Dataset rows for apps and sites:
..........

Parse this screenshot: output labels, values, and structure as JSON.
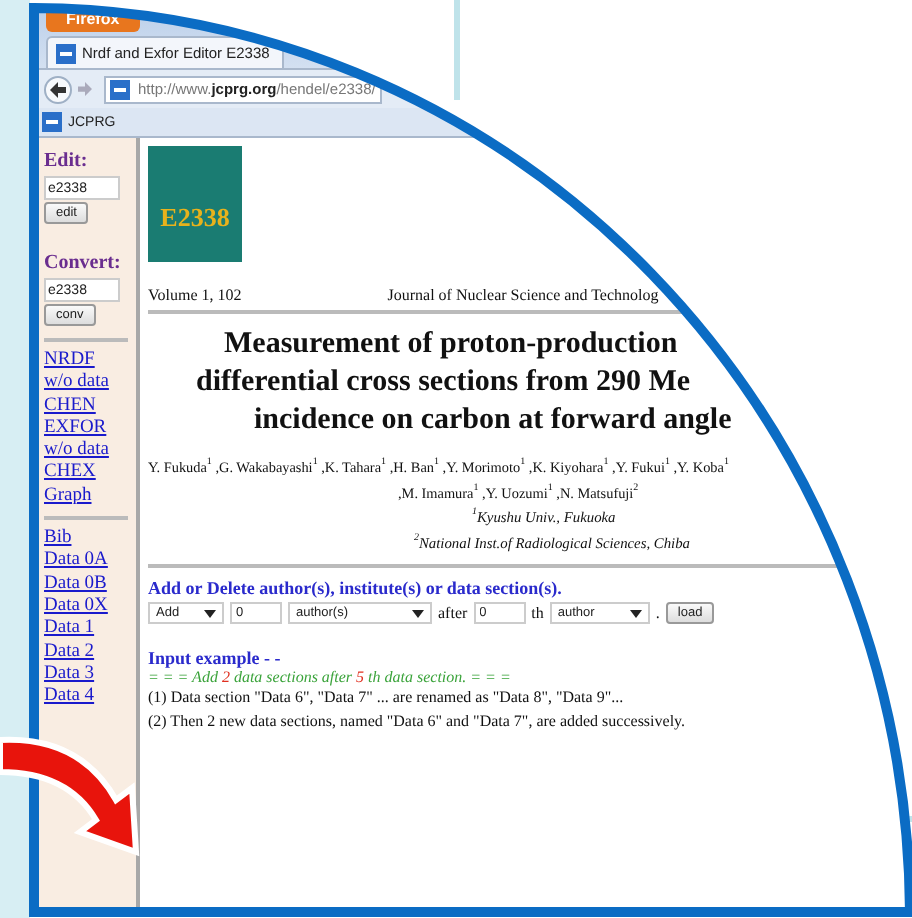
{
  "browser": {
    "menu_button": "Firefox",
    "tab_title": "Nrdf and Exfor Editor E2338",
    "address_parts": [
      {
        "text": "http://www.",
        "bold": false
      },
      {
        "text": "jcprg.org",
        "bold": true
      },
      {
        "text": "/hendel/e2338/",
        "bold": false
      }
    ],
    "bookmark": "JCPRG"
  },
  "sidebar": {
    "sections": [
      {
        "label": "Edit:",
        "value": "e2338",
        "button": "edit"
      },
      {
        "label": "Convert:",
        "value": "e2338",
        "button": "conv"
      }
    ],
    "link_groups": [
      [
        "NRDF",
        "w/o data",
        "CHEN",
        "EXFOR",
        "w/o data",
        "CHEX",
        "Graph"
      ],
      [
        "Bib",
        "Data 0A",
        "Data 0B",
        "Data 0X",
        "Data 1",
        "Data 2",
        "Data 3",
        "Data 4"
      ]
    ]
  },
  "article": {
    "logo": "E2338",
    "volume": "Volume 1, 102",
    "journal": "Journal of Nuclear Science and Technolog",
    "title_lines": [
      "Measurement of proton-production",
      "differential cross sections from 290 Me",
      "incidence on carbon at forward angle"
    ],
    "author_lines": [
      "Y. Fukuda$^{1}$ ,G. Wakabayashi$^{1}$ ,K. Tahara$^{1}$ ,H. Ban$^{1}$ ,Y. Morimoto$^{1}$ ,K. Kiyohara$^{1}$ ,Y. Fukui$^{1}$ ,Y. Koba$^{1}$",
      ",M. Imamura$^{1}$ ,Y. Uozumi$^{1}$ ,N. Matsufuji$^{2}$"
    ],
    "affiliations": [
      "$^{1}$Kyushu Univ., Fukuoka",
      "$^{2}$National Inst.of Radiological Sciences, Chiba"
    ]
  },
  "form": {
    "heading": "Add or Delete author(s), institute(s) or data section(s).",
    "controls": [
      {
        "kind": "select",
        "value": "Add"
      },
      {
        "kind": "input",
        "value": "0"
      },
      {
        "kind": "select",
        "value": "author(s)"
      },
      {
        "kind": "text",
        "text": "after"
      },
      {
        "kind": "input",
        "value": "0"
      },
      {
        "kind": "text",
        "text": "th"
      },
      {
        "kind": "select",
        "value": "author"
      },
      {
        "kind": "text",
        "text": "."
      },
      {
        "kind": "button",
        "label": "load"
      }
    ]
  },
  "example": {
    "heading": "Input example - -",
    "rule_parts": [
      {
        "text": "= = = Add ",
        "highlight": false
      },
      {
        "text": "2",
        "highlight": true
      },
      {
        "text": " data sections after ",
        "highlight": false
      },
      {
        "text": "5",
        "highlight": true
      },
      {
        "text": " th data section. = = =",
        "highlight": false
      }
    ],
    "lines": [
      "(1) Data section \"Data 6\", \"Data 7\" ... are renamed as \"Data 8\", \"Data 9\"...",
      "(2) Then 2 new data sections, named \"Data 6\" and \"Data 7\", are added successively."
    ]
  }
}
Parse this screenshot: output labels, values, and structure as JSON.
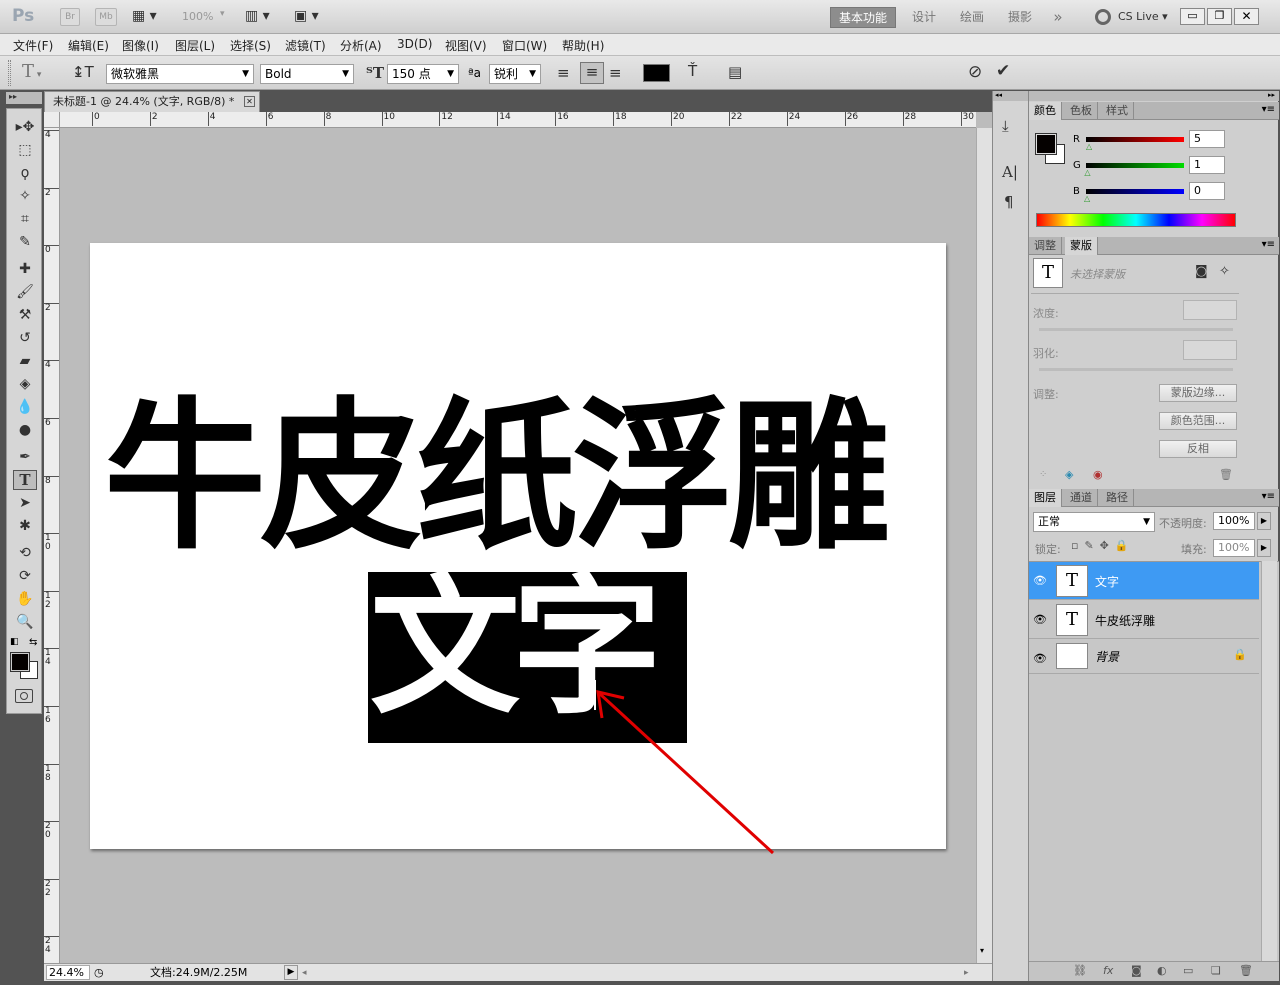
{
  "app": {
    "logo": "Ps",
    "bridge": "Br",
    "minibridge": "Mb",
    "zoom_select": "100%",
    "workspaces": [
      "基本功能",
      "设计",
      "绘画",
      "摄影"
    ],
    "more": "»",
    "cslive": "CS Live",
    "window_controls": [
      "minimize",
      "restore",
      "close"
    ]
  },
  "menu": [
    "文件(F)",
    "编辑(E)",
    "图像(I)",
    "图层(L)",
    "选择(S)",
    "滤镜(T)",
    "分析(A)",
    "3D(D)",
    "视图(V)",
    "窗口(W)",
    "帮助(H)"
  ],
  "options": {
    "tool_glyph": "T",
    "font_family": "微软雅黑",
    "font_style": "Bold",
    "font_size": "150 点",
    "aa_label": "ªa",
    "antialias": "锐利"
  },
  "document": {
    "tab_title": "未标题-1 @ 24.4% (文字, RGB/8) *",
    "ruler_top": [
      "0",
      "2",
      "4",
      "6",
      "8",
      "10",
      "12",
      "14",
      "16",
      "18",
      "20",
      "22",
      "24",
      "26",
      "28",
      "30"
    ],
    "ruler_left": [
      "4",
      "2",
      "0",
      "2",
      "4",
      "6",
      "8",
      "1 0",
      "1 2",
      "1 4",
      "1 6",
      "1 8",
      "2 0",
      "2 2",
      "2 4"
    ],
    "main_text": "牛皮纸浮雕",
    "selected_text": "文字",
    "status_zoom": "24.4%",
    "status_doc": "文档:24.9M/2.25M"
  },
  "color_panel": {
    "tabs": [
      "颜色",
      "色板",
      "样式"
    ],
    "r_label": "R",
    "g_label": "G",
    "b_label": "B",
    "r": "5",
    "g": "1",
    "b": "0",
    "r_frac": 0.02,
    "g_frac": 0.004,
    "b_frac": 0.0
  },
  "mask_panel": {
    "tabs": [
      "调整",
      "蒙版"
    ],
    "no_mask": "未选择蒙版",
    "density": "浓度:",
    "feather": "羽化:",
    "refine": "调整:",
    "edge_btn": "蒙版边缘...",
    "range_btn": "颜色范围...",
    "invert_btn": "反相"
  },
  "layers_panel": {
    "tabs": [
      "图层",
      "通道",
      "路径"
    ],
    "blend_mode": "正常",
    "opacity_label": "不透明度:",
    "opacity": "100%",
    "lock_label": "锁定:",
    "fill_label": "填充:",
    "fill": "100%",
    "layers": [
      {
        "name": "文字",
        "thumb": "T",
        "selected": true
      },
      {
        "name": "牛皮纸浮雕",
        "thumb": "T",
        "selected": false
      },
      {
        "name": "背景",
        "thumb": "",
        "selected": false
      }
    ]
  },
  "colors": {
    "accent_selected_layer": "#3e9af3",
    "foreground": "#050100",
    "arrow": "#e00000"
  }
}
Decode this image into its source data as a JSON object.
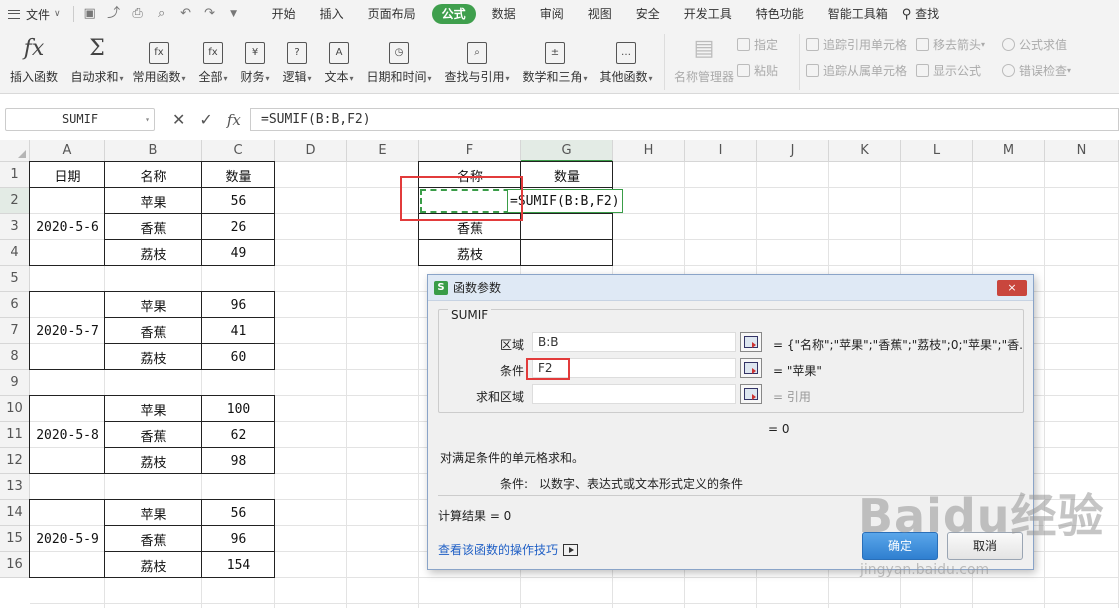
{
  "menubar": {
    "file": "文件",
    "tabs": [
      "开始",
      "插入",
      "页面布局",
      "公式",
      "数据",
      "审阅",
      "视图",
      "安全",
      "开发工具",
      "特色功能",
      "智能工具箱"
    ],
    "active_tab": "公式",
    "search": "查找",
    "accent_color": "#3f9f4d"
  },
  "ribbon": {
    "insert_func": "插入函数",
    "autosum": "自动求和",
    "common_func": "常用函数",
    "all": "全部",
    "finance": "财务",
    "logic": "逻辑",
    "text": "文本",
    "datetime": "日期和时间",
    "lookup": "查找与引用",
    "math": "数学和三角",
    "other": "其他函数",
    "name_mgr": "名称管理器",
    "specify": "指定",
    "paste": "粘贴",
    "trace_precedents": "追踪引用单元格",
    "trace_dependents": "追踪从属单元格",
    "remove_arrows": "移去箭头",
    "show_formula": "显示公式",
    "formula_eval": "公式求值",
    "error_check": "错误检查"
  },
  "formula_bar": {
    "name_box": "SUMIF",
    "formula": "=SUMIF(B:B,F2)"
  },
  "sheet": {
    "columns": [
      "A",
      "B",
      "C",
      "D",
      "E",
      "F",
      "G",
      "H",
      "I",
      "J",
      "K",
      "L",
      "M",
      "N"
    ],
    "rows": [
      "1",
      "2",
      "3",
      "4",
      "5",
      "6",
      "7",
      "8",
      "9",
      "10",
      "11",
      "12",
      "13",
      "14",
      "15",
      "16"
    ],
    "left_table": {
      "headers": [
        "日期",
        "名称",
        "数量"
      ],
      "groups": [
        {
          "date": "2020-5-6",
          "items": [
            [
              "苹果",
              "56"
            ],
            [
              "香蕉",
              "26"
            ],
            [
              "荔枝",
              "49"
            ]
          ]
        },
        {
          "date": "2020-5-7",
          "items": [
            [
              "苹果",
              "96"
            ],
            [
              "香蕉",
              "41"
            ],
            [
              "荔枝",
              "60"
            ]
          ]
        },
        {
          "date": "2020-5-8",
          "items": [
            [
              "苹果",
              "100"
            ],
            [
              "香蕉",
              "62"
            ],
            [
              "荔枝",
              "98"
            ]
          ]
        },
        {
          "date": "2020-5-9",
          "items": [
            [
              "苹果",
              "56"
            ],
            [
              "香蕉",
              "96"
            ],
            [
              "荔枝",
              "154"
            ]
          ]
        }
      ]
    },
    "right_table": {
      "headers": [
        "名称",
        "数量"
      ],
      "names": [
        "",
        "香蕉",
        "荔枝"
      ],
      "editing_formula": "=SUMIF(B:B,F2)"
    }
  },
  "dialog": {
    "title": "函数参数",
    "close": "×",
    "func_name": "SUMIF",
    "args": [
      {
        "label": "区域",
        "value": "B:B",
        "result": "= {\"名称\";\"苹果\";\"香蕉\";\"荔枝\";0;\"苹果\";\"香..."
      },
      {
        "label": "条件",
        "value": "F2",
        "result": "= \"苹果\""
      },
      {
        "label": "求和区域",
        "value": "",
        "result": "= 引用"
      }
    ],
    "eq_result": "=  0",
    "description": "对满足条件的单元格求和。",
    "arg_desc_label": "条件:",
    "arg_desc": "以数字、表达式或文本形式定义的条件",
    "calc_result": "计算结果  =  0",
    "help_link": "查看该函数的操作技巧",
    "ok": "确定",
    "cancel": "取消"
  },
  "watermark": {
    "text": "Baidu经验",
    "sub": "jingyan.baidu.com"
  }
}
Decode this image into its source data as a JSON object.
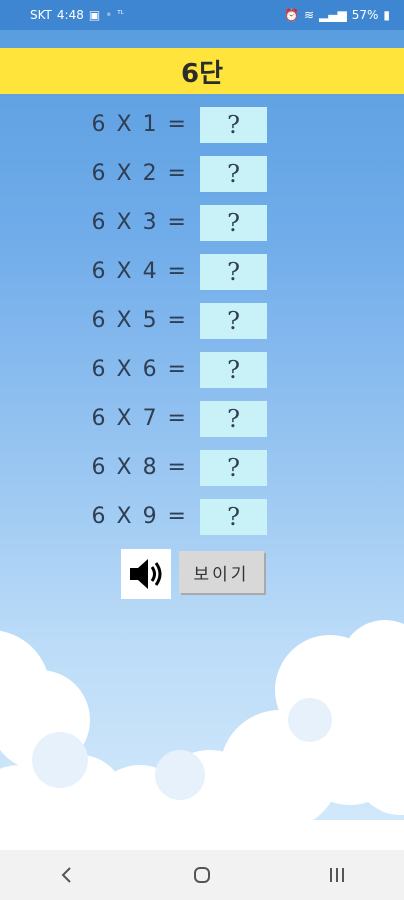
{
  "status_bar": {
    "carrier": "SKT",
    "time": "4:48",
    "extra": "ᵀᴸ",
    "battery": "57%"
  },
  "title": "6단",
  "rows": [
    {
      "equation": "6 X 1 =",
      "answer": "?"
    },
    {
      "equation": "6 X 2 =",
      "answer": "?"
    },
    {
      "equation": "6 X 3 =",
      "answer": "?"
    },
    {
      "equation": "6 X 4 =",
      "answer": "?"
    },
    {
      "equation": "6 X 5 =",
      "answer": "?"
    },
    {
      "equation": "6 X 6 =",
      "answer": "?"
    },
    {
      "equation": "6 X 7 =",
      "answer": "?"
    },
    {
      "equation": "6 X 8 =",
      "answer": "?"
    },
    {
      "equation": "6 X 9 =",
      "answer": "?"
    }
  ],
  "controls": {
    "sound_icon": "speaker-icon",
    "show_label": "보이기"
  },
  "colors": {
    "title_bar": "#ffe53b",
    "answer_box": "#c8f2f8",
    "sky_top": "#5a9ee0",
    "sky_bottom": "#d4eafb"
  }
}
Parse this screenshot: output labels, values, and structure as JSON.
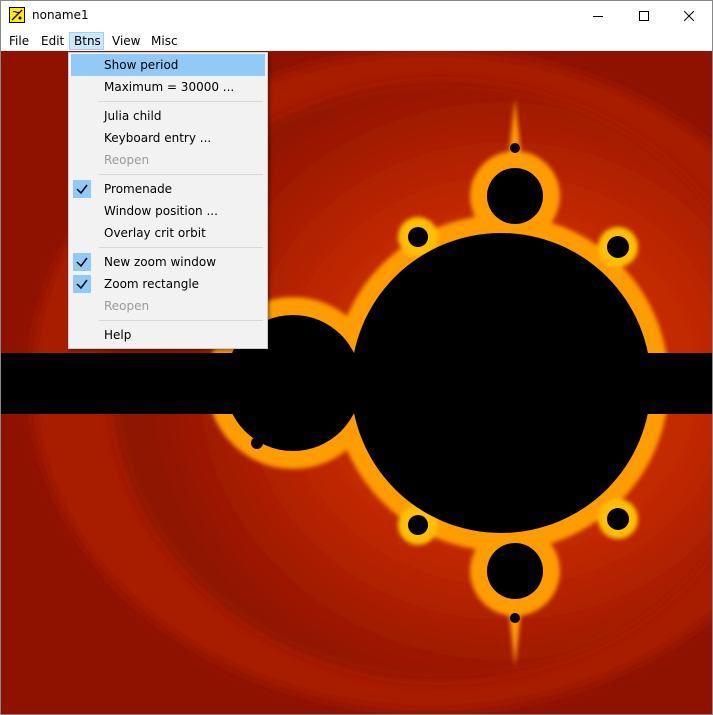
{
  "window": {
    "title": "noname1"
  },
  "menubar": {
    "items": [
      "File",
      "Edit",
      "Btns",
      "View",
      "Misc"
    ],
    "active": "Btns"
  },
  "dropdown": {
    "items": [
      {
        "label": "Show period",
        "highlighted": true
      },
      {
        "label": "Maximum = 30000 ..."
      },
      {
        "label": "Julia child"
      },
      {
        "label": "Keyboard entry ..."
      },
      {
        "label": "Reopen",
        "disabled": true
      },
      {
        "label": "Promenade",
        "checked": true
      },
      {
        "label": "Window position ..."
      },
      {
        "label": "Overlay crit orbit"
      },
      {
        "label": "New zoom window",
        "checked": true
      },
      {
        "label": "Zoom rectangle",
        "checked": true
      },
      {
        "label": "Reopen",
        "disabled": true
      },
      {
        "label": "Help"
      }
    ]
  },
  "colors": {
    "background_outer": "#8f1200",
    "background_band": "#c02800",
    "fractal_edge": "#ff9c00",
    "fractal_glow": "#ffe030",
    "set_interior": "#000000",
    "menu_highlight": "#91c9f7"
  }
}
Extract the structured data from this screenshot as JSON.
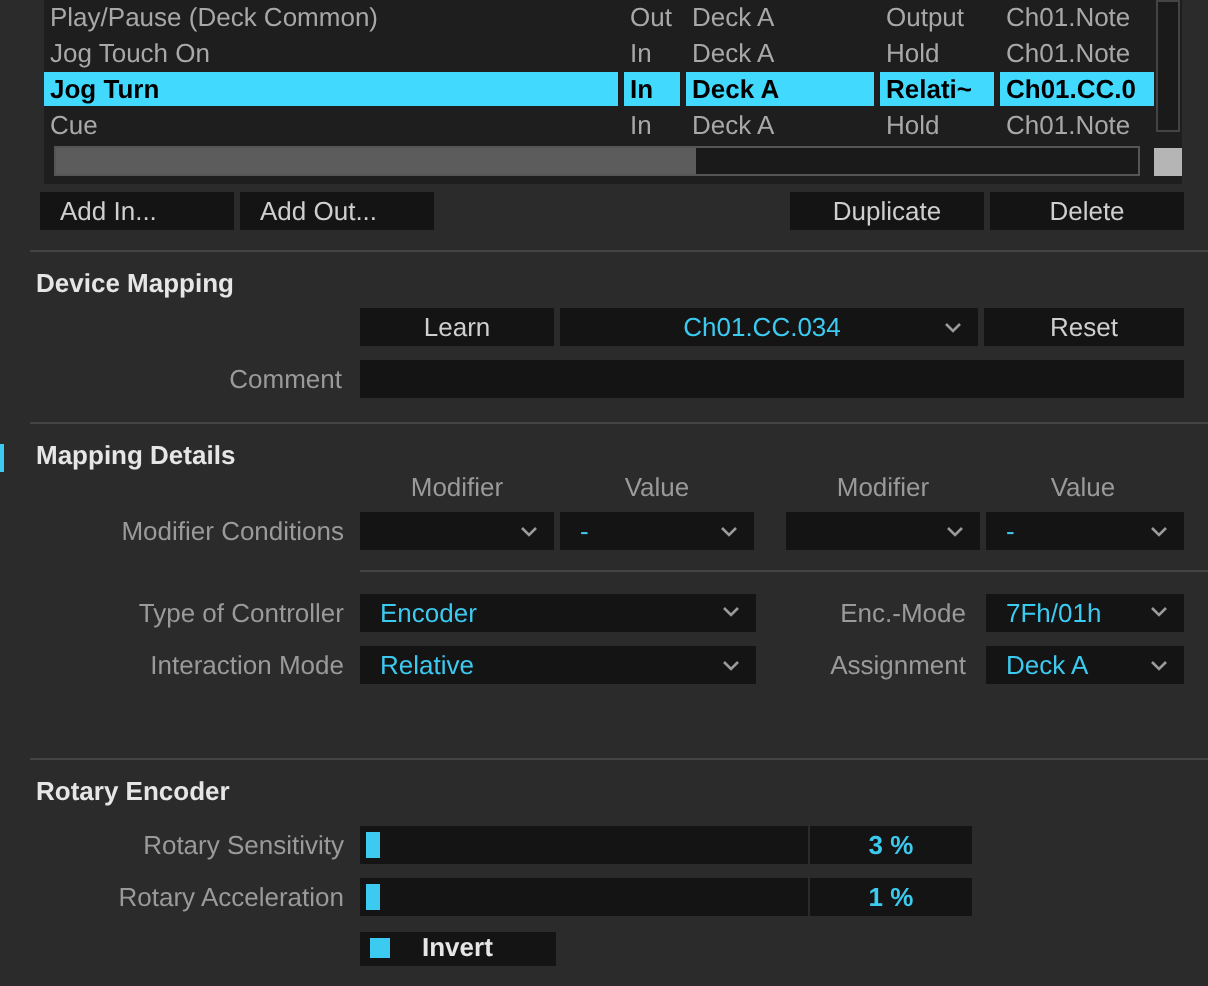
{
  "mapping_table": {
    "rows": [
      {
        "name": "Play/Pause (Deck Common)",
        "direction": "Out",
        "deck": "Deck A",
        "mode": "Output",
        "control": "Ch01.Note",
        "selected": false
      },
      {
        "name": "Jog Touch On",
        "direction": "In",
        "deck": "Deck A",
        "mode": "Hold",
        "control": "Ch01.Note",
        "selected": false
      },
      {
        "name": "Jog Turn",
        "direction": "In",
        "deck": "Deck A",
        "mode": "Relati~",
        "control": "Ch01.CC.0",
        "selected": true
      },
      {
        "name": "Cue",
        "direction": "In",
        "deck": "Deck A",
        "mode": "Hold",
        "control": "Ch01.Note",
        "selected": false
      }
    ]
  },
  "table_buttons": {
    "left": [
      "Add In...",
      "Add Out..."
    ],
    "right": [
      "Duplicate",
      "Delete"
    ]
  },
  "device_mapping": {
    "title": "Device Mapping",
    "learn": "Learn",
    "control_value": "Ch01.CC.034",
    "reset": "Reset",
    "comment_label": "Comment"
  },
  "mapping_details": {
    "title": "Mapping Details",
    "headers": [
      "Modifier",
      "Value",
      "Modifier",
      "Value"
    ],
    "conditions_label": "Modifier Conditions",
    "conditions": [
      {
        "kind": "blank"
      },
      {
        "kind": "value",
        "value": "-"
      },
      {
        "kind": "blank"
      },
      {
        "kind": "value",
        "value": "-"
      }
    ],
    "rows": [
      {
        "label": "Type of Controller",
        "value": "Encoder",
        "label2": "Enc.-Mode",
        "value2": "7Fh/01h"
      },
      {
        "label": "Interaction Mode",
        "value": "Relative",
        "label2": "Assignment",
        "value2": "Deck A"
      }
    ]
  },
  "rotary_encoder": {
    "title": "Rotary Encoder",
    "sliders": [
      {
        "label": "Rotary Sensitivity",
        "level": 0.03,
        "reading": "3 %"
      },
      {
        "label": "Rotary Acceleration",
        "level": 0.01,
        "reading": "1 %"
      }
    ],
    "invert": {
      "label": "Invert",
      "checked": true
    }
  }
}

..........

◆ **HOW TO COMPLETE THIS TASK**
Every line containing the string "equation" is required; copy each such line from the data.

◆ **SOLUTION TO THE PROBLEM**
      "equation": "6 X 1 =",
      "equation": "6 X 2 =",
      "equation": "6 X 3 =",
      "equation": "6 X 4 =",
      "equation": "6 X 5 =",
      "equation": "6 X 6 =",
      "equation": "6 X 7 =",
      "equation": "6 X 8 =",
      "equation": "6 X 9 =",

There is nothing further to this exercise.